It is also strange and troubling that a nation has become fixated on comparing itself favourably to the most violent and dangerous state in modern history. This is hardly an adequate measure from which to base a nation’s internal and foreign policies.
A recent and comprehensive report by the Department of Defence reveals none of this is likely to change. Titled The Future Security Environment, 2008-2030, the document states that “Canadian national values will not change any time soon. Not only will Canada remain a democracy, but Canadians and their government will continue to stand up for peace, order, and good government; for human rights and freedoms, respect for the dignity of all persons; and for obedience to and support of lawful authority.”
In principle, these “national values” of democracy, peace and human rights are worthy and merit pursuit. In practice, Canada has often worked at home and abroad to subvert many of these basic principles and supposed “national values.” Kosovo, Haiti, Afghanistan and Israel are recent notable examples. Space is too limited to substantiate all of these cases, but there is ample evidence available for each of these cases in the public record.
To cite just one example, Canada appealed to its national values in the 1999 bombing of Kosovo. Lloyd Axworthy, the foreign affairs minister at the time, is now remembered as a “radical” if not “revolutionary” champion of human rights during his four and a half years as minister.

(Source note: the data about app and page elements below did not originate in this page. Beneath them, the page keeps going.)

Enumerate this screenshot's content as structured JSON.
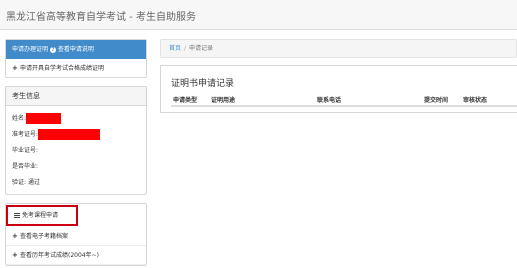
{
  "header": {
    "title": "黑龙江省高等教育自学考试 - 考生自助服务"
  },
  "sidebar": {
    "apply": {
      "title": "申请办理证明",
      "link": "查看申请说明",
      "item": "申请开具自学考试合格成绩证明"
    },
    "info": {
      "title": "考生信息",
      "rows": [
        {
          "label": "姓名:",
          "value": ""
        },
        {
          "label": "准考证号:",
          "value": ""
        },
        {
          "label": "毕业证号:",
          "value": ""
        },
        {
          "label": "是否毕业:",
          "value": ""
        },
        {
          "label": "验证:",
          "value": "通过"
        }
      ]
    },
    "menu": [
      {
        "label": "免考课程申请",
        "icon": "list-icon"
      },
      {
        "label": "查看电子考籍档案",
        "icon": "plus-icon"
      },
      {
        "label": "查看历年考试成绩(2004年~)",
        "icon": "plus-icon"
      }
    ]
  },
  "breadcrumb": {
    "home": "首页",
    "separator": "/",
    "current": "申请记录"
  },
  "records": {
    "title": "证明书申请记录",
    "columns": [
      "申请类型",
      "证明用途",
      "联系电话",
      "提交时间",
      "审核状态"
    ]
  },
  "colors": {
    "accent": "#428bca",
    "highlight_border": "#c8000f",
    "redaction": "#ff0000"
  }
}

With Axworthy, academics and the press praised the nation’s return to its “glorious Pearsonian past” as the nation asserted a “proudly independent Canadian foreign policy.” Axworthy’s September 2000 resignation “stimulated a kind of premature obituary industry” according to historian and an avid Axworthian, Robert Bothwell. “Canadians get time to reflect on their loss and say how much they will miss the Minister,” he wrote. Axworthy appealed “to a long tradition of liberal interventionists, some Canadian, like Pearson, but also to figures like the 19th-century British prime minister William Ewart Gladstone and the American president Woodrow Wilson” The comparisons are telling. Pearson supported all of the basic war aims of Vietnam and Canada even played a minor role in the conflict.
It is therefore of little surprise that Axworthy justified the bombing of Kosovo on humanitarian grounds. “It was and is the humanitarian imperative that has galvanized the alliance to act […] NATO’s actions are guided primarily by concern for the human rights and welfare of Kosovo’s people,” he wrote. Canada conducted full 10 percent of the bombing in 1999. The bombings exacerbated killings, outward migration and regional tensions, which persist today.

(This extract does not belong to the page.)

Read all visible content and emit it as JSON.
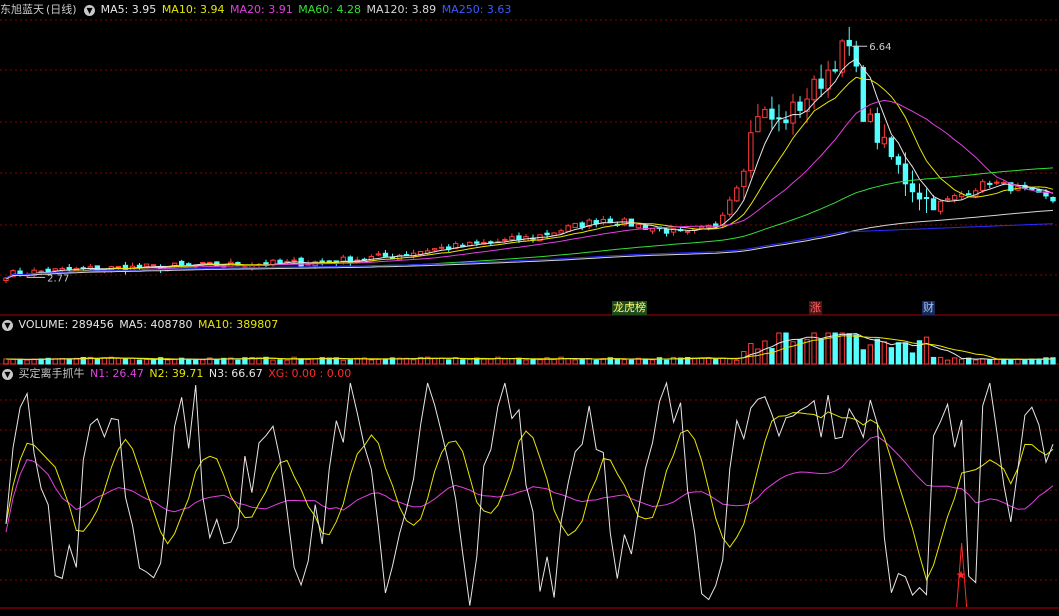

The ideology inherent in this “glorious Pearsonian past” has likewise worked its way into a new generation of Canadian elites. Extensive research funding has been allocated to young scholars in the fields of arctic sovereignty and military studies. At a recent military conference in Halifax, a young Canadian Liberal Party researcher presented an assessment of Canadian foreign policy options toward Iran. His analysis was remarkably similar to the current policy orientation adopted by President Obama, with all of its despicable consequences. These new mandarins of Ottawa are entering the public service at a fairly consistent rate, and it is not long before this young generation starts winning seats in Parliament.

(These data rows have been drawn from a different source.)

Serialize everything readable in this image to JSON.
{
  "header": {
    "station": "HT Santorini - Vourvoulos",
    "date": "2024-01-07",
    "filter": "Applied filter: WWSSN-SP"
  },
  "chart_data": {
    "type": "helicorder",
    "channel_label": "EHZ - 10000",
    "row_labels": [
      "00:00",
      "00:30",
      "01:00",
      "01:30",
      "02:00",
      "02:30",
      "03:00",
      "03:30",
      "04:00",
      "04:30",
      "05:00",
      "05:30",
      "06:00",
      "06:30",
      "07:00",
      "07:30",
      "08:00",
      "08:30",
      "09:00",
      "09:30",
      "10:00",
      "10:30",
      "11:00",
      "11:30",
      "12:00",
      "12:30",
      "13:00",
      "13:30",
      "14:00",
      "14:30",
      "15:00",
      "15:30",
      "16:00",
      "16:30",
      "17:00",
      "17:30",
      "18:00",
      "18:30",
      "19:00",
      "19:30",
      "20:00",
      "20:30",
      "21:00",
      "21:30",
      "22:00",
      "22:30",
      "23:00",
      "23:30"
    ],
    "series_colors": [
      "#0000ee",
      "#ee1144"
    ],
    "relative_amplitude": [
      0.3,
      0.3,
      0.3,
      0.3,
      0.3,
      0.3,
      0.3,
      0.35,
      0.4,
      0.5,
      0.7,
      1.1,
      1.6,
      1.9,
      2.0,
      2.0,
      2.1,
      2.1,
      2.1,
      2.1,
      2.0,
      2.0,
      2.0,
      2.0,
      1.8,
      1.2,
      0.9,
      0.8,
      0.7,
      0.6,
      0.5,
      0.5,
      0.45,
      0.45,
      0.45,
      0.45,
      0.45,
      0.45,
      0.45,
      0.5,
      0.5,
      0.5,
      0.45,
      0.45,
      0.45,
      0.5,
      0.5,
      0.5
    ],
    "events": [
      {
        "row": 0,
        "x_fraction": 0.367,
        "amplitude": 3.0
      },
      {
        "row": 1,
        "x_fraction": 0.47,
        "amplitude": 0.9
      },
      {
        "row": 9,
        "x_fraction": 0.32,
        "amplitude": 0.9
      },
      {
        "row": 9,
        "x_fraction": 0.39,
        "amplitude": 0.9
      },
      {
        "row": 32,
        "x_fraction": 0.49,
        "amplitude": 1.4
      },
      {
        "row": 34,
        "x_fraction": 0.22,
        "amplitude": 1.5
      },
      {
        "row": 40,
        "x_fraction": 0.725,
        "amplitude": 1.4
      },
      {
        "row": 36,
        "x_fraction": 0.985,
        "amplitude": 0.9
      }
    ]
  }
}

With the Prime Minister having unilaterally extended the war in Afghanistan, and with an increasingly confrontational stance taken against Iran and much of Latin America, the menace of Canada’s liberal ideology is clear. Serious efforts are required to challenge this distorted view of reality, and to present the present trajectory for what it really is: a modern version of All Quiet on the Western Front. The film offers a sober reminder of what may well occur as Canada prepares to “stand up for peace” against the latest supposed threat to “Canadian values” and a “glorious Pearsonian past.”